Lone Star Legal Aid (lonestarlegal.org) — Lone Star Legal Aid is the fourth largest service provider of free legal aid in the United States. LSLA serves 72 counties in Texas and four in Arkansas, from Texarkana to the Louisiana-Texas Gulf Coast state-line, down to Matagorda Bay, an area with over 2 million Texans eligible for free legal services. LSLA has 14 offices throughout east, southeast, and northeast Texas; covering consumer, housing, environmental justice, disaster recovery, tax relief, family law, domestic violence, sexual assault, crime victim rights, veterans benefits, and more. Media contact: Clarissa Ayala, Communications Director, 832-627-8404, cayala@lonestarlegal.org.

Texas RioGrande Legal Aid (trla.org) — Texas RioGrande Legal Aid, Inc. provides free legal services to approximately 23,000 low-income Texans in 68 southwestern counties including the entire Texas-Mexico border.
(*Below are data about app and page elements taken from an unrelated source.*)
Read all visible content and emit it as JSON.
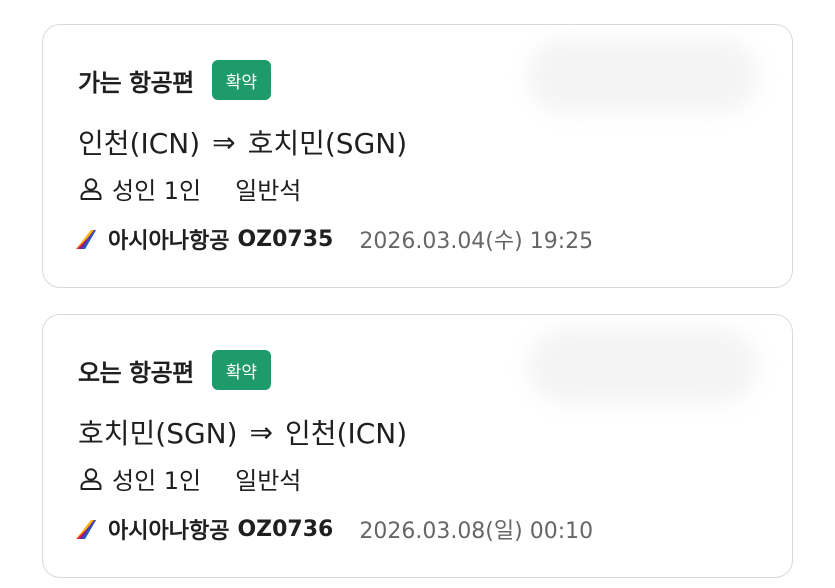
{
  "colors": {
    "badge_bg": "#1f9b6b",
    "badge_text": "#ffffff",
    "datetime_text": "#666666",
    "card_border": "#d9d9d9"
  },
  "flights": [
    {
      "title": "가는 항공편",
      "status": "확약",
      "origin": "인천(ICN)",
      "arrow": "⇒",
      "destination": "호치민(SGN)",
      "passengers": "성인 1인",
      "cabin": "일반석",
      "airline": "아시아나항공",
      "flight_no": "OZ0735",
      "datetime": "2026.03.04(수) 19:25",
      "icons": {
        "passenger": "person-icon",
        "airline": "airline-logo-icon"
      }
    },
    {
      "title": "오는 항공편",
      "status": "확약",
      "origin": "호치민(SGN)",
      "arrow": "⇒",
      "destination": "인천(ICN)",
      "passengers": "성인 1인",
      "cabin": "일반석",
      "airline": "아시아나항공",
      "flight_no": "OZ0736",
      "datetime": "2026.03.08(일) 00:10",
      "icons": {
        "passenger": "person-icon",
        "airline": "airline-logo-icon"
      }
    }
  ]
}
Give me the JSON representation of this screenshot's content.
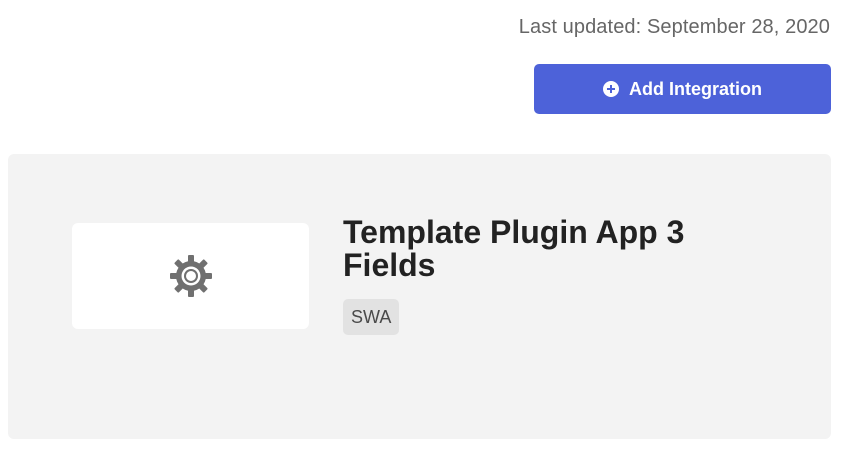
{
  "header": {
    "last_updated": "Last updated: September 28, 2020",
    "add_integration_label": "Add Integration",
    "add_icon": "plus-circle-icon"
  },
  "integration": {
    "logo_icon": "gear-icon",
    "title": "Template Plugin App 3 Fields",
    "tag": "SWA"
  },
  "colors": {
    "accent": "#4d62d9",
    "card_bg": "#f3f3f3",
    "tag_bg": "#e2e2e2"
  }
}
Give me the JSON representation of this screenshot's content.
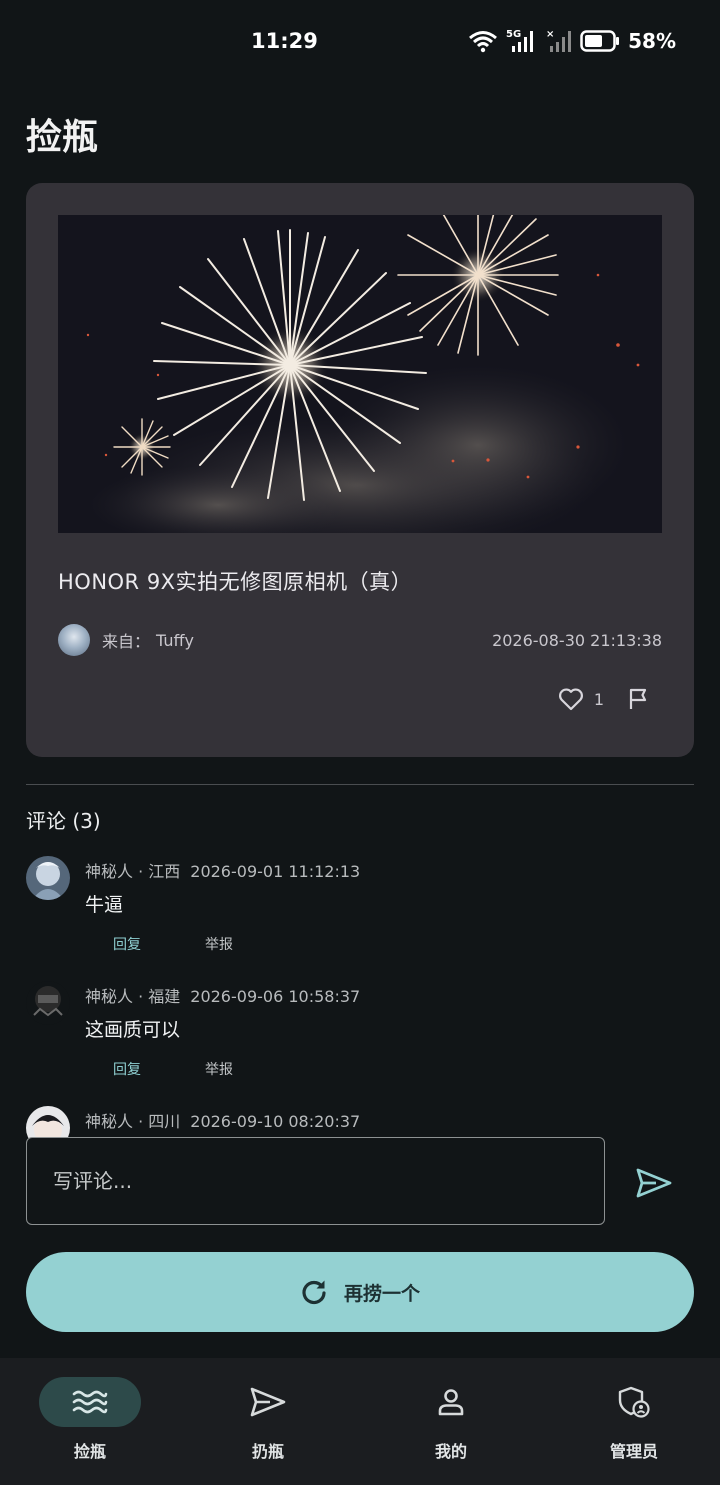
{
  "status_bar": {
    "time": "11:29",
    "network": "5G",
    "battery": "58%"
  },
  "page": {
    "title": "捡瓶"
  },
  "bottle": {
    "title": "HONOR 9X实拍无修图原相机（真）",
    "from_prefix": "来自：",
    "author": "Tuffy",
    "timestamp": "2026-08-30 21:13:38",
    "like_count": "1",
    "image_icon": "fireworks-photo",
    "like_icon": "heart-icon",
    "report_icon": "flag-icon"
  },
  "comments": {
    "heading": "评论 (3)",
    "reply_label": "回复",
    "report_label": "举报",
    "items": [
      {
        "author": "神秘人 · 江西",
        "time": "2026-09-01 11:12:13",
        "text": "牛逼"
      },
      {
        "author": "神秘人 · 福建",
        "time": "2026-09-06 10:58:37",
        "text": "这画质可以"
      },
      {
        "author": "神秘人 · 四川",
        "time": "2026-09-10 08:20:37",
        "text": ""
      }
    ]
  },
  "comment_input": {
    "placeholder": "写评论..."
  },
  "refresh": {
    "label": "再捞一个"
  },
  "nav": {
    "items": [
      {
        "label": "捡瓶",
        "icon": "waves-icon",
        "active": true
      },
      {
        "label": "扔瓶",
        "icon": "send-icon",
        "active": false
      },
      {
        "label": "我的",
        "icon": "person-icon",
        "active": false
      },
      {
        "label": "管理员",
        "icon": "shield-user-icon",
        "active": false
      }
    ]
  },
  "colors": {
    "background": "#111517",
    "card": "#343238",
    "accent": "#94d1d2",
    "nav_bg": "#1b1d20"
  }
}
TRLA attorneys specialize in more than 45 practice areas, including disaster assistance, family, employment, foreclosure, bankruptcy, subsidized housing, education, immigration, farmworker, civil rights, and environmental law. Media contact: Shelby Alexander, Communications Director, 512-374-2717, salexander@trla.org.